[Provided data Boundary: Start]

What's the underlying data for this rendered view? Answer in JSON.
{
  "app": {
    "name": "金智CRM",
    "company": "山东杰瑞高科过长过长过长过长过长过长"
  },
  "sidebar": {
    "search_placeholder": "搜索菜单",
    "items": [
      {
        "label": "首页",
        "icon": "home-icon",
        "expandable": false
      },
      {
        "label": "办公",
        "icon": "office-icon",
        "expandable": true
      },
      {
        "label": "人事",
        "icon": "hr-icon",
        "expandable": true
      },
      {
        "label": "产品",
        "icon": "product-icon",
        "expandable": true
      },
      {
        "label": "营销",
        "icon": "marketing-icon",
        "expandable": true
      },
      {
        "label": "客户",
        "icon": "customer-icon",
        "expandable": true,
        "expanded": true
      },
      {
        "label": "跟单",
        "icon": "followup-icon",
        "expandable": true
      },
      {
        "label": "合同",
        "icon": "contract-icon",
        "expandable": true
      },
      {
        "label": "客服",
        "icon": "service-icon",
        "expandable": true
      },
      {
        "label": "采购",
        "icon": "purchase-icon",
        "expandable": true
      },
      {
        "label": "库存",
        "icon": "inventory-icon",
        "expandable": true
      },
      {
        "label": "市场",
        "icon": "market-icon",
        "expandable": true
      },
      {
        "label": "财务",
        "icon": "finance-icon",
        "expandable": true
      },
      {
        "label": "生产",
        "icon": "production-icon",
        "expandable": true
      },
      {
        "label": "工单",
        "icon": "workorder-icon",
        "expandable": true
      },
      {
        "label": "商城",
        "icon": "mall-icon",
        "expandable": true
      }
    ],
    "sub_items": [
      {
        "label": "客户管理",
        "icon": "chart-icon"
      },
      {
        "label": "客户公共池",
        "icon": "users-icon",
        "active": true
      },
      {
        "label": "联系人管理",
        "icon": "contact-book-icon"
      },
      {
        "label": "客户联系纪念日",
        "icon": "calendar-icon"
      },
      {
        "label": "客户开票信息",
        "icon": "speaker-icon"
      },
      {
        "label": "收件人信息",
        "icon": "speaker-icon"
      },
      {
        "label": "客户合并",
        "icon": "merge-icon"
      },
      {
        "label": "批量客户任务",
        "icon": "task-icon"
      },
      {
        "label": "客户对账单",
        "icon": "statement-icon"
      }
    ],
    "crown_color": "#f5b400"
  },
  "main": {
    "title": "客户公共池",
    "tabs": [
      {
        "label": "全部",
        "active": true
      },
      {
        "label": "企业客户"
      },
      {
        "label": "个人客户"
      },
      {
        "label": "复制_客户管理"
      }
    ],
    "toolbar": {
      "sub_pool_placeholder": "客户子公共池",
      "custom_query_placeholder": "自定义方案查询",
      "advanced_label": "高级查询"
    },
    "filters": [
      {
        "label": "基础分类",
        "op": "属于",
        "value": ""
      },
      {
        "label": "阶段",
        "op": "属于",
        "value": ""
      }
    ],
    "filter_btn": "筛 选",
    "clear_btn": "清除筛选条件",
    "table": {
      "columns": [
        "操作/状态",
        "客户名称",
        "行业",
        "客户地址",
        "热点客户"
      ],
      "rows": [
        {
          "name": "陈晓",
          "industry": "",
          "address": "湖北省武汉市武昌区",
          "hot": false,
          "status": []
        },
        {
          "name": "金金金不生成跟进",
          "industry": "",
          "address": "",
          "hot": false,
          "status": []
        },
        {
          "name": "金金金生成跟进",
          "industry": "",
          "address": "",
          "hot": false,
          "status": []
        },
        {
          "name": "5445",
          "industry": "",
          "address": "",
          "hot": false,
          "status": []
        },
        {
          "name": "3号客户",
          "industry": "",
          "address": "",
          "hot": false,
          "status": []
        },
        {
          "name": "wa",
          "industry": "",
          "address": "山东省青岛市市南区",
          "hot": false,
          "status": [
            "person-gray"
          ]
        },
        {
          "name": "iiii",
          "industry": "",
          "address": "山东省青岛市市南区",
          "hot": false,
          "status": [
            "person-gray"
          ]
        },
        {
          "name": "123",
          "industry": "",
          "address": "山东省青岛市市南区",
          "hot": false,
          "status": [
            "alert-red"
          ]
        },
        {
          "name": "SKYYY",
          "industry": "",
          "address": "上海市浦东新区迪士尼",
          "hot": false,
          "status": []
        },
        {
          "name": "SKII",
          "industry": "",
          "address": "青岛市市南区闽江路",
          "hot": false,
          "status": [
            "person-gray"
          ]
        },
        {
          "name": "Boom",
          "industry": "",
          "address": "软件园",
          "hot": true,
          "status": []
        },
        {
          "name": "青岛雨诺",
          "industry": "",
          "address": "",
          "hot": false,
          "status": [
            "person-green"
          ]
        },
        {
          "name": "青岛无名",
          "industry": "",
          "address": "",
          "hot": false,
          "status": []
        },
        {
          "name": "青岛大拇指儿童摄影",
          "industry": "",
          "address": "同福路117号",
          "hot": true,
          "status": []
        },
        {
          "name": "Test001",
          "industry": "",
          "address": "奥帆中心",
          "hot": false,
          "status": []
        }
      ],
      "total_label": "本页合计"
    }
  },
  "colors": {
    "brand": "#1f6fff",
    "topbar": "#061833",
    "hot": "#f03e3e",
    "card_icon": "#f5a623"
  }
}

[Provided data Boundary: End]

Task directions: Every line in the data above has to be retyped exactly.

Reply to the task:
What's the underlying data for this rendered view? Answer in JSON.
{
  "app": {
    "name": "金智CRM",
    "company": "山东杰瑞高科过长过长过长过长过长过长"
  },
  "sidebar": {
    "search_placeholder": "搜索菜单",
    "items": [
      {
        "label": "首页",
        "icon": "home-icon",
        "expandable": false
      },
      {
        "label": "办公",
        "icon": "office-icon",
        "expandable": true
      },
      {
        "label": "人事",
        "icon": "hr-icon",
        "expandable": true
      },
      {
        "label": "产品",
        "icon": "product-icon",
        "expandable": true
      },
      {
        "label": "营销",
        "icon": "marketing-icon",
        "expandable": true
      },
      {
        "label": "客户",
        "icon": "customer-icon",
        "expandable": true,
        "expanded": true
      },
      {
        "label": "跟单",
        "icon": "followup-icon",
        "expandable": true
      },
      {
        "label": "合同",
        "icon": "contract-icon",
        "expandable": true
      },
      {
        "label": "客服",
        "icon": "service-icon",
        "expandable": true
      },
      {
        "label": "采购",
        "icon": "purchase-icon",
        "expandable": true
      },
      {
        "label": "库存",
        "icon": "inventory-icon",
        "expandable": true
      },
      {
        "label": "市场",
        "icon": "market-icon",
        "expandable": true
      },
      {
        "label": "财务",
        "icon": "finance-icon",
        "expandable": true
      },
      {
        "label": "生产",
        "icon": "production-icon",
        "expandable": true
      },
      {
        "label": "工单",
        "icon": "workorder-icon",
        "expandable": true
      },
      {
        "label": "商城",
        "icon": "mall-icon",
        "expandable": true
      }
    ],
    "sub_items": [
      {
        "label": "客户管理",
        "icon": "chart-icon"
      },
      {
        "label": "客户公共池",
        "icon": "users-icon",
        "active": true
      },
      {
        "label": "联系人管理",
        "icon": "contact-book-icon"
      },
      {
        "label": "客户联系纪念日",
        "icon": "calendar-icon"
      },
      {
        "label": "客户开票信息",
        "icon": "speaker-icon"
      },
      {
        "label": "收件人信息",
        "icon": "speaker-icon"
      },
      {
        "label": "客户合并",
        "icon": "merge-icon"
      },
      {
        "label": "批量客户任务",
        "icon": "task-icon"
      },
      {
        "label": "客户对账单",
        "icon": "statement-icon"
      }
    ],
    "crown_color": "#f5b400"
  },
  "main": {
    "title": "客户公共池",
    "tabs": [
      {
        "label": "全部",
        "active": true
      },
      {
        "label": "企业客户"
      },
      {
        "label": "个人客户"
      },
      {
        "label": "复制_客户管理"
      }
    ],
    "toolbar": {
      "sub_pool_placeholder": "客户子公共池",
      "custom_query_placeholder": "自定义方案查询",
      "advanced_label": "高级查询"
    },
    "filters": [
      {
        "label": "基础分类",
        "op": "属于",
        "value": ""
      },
      {
        "label": "阶段",
        "op": "属于",
        "value": ""
      }
    ],
    "filter_btn": "筛 选",
    "clear_btn": "清除筛选条件",
    "table": {
      "columns": [
        "操作/状态",
        "客户名称",
        "行业",
        "客户地址",
        "热点客户"
      ],
      "rows": [
        {
          "name": "陈晓",
          "industry": "",
          "address": "湖北省武汉市武昌区",
          "hot": false,
          "status": []
        },
        {
          "name": "金金金不生成跟进",
          "industry": "",
          "address": "",
          "hot": false,
          "status": []
        },
        {
          "name": "金金金生成跟进",
          "industry": "",
          "address": "",
          "hot": false,
          "status": []
        },
        {
          "name": "5445",
          "industry": "",
          "address": "",
          "hot": false,
          "status": []
        },
        {
          "name": "3号客户",
          "industry": "",
          "address": "",
          "hot": false,
          "status": []
        },
        {
          "name": "wa",
          "industry": "",
          "address": "山东省青岛市市南区",
          "hot": false,
          "status": [
            "person-gray"
          ]
        },
        {
          "name": "iiii",
          "industry": "",
          "address": "山东省青岛市市南区",
          "hot": false,
          "status": [
            "person-gray"
          ]
        },
        {
          "name": "123",
          "industry": "",
          "address": "山东省青岛市市南区",
          "hot": false,
          "status": [
            "alert-red"
          ]
        },
        {
          "name": "SKYYY",
          "industry": "",
          "address": "上海市浦东新区迪士尼",
          "hot": false,
          "status": []
        },
        {
          "name": "SKII",
          "industry": "",
          "address": "青岛市市南区闽江路",
          "hot": false,
          "status": [
            "person-gray"
          ]
        },
        {
          "name": "Boom",
          "industry": "",
          "address": "软件园",
          "hot": true,
          "status": []
        },
        {
          "name": "青岛雨诺",
          "industry": "",
          "address": "",
          "hot": false,
          "status": [
            "person-green"
          ]
        },
        {
          "name": "青岛无名",
          "industry": "",
          "address": "",
          "hot": false,
          "status": []
        },
        {
          "name": "青岛大拇指儿童摄影",
          "industry": "",
          "address": "同福路117号",
          "hot": true,
          "status": []
        },
        {
          "name": "Test001",
          "industry": "",
          "address": "奥帆中心",
          "hot": false,
          "status": []
        }
      ],
      "total_label": "本页合计"
    }
  },
  "colors": {
    "brand": "#1f6fff",
    "topbar": "#061833",
    "hot": "#f03e3e",
    "card_icon": "#f5a623"
  }
}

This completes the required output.